A few years ago, I lost a significant amount of weight and decided it would be fun to do some modelling. I say fun, because at 160cm, I was never walking any run-ways and was essentially told I was possibly “print advertising pretty.” So, no big dreams in that career, but none-the-less, I had always enjoyed both aspects of being in front and behind a camera, so it was an experience I think my journey needed.
I learned that it is very easy to get obsessed with how you look, even if it doesn’t feed your soul. A photograph portrays a beautiful, staged moment and one out of fifty shots will be perfect. A bit like life.
And once I caught myself skipping meals or jumping on the scales to make sure my weight hadn’t jumped back up, it was time to start to rethink this whole situation.
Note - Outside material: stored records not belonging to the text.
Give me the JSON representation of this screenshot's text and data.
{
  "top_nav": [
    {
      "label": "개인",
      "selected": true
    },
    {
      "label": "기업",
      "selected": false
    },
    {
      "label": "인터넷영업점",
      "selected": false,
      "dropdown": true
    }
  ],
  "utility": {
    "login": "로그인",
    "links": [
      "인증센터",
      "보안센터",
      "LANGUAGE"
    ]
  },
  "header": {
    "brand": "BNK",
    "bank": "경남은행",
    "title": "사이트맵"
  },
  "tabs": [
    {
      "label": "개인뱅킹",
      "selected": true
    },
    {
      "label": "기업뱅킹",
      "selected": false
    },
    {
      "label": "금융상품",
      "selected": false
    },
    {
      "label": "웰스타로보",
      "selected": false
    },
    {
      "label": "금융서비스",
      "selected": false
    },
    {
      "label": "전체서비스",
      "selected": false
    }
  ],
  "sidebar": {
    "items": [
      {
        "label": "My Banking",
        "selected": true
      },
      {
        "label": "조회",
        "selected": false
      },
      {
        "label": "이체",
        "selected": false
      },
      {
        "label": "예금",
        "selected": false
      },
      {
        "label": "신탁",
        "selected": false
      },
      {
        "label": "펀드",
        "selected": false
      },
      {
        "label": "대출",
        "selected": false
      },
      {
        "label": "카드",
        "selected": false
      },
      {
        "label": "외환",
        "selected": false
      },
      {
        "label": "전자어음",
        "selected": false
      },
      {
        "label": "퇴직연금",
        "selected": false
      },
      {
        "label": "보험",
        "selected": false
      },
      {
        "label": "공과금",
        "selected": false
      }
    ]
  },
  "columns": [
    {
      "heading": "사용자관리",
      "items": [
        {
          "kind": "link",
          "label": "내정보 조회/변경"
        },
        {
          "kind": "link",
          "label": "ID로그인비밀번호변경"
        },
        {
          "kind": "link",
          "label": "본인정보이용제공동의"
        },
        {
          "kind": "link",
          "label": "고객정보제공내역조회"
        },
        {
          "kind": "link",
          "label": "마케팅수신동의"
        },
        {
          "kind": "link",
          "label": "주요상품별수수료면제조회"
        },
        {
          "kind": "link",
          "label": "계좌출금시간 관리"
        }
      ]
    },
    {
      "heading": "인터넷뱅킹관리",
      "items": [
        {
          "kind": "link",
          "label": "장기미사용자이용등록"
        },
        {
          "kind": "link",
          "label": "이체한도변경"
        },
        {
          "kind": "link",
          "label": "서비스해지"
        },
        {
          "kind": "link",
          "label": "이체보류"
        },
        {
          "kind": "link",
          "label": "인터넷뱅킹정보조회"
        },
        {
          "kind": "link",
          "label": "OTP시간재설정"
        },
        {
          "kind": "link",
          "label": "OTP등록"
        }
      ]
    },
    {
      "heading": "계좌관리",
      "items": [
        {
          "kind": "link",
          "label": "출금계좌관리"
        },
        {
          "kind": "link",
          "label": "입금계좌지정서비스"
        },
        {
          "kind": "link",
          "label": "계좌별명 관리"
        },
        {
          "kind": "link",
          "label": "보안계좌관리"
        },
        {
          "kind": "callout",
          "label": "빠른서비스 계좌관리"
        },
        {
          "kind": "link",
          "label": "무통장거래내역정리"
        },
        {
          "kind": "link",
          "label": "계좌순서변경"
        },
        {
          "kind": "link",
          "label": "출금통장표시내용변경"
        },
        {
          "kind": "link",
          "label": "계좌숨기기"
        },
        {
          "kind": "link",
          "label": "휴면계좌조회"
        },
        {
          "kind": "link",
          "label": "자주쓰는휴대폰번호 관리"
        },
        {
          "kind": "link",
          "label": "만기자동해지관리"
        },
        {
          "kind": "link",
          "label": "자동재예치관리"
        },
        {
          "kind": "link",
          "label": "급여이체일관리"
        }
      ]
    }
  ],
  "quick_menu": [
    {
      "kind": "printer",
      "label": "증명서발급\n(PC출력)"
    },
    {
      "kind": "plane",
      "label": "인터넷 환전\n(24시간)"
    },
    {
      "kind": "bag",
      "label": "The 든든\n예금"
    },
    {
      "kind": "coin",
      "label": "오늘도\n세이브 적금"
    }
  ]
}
So, I decided to start talking about real life. I opened up about my battles with anxiety and depression. I posted photos of my legs with cellulite. I showed myself being silly and embarrassing.
And it was terrifying and liberating all at once.
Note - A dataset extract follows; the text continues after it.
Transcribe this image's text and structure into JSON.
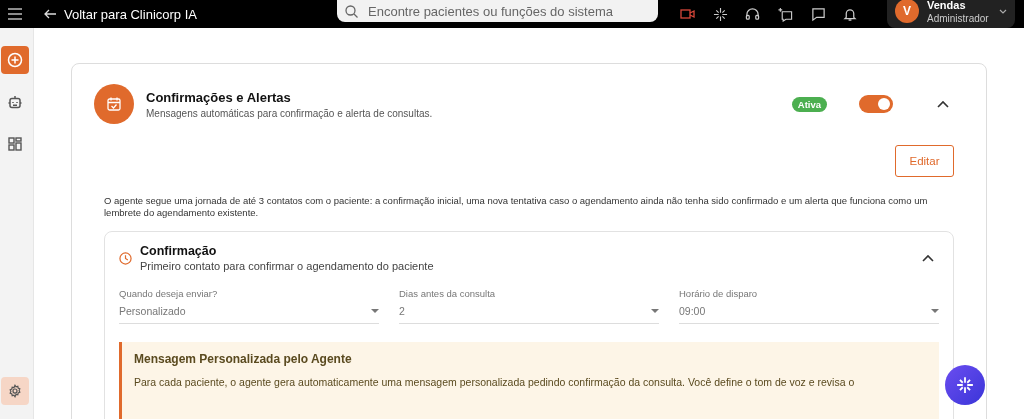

I realized later, that putting that stuff out there was me asking the world to see me.
By putting that out into the world, I was beginning to take steps toward owning my power. And the first steps were by laying out the real and authentic person behind the name sake.
It is a scary thing to do at first, to show the world who you are and ask them to accept you.
I don’t think I could be the business owner, boss and leader I am today without first exploring and loving who I am as a person.
To even bring the words like leader and boss casually into a sentence, is a part of my evolution.
By showing an authentic person to the world, I feel that attracts and gives permission to those around me to feel the same.
It was never a strategy for me, to be a brand in myself. It was not really even a choice as such, just an overwhelming need to relate to people. I needed these people to come into my life and continue to teach me what it meant to be a whole person.
Truly stepping into my power didn’t come until more recently.
Something occurred that made me sit back and think “I have finally got this to show for my sacrifice and hard work.” And something clicked.
I am a leader and I am actually bloody good at it.
Am I still uncertain about what all of this means for the future? Of-course.
But I can no longer shy away from accepting my role, because I can’t anymore. Personal power should lift others up. By accepting your own, you give permission for others to do the same. Personal power is owning your quirks and “flaws” and being comfortable enough to offer them to the world (or your community) with pride. When you step into who you truly are, then the world gets a little brighter.
I think that when we are afraid of what makes us great and the potential, we have inside of us, we are ultimately depriving the world of another beautiful source of joy. If you decide to let go of this idea of being perfect and give your self a big hug, then you are already more powerful than you know.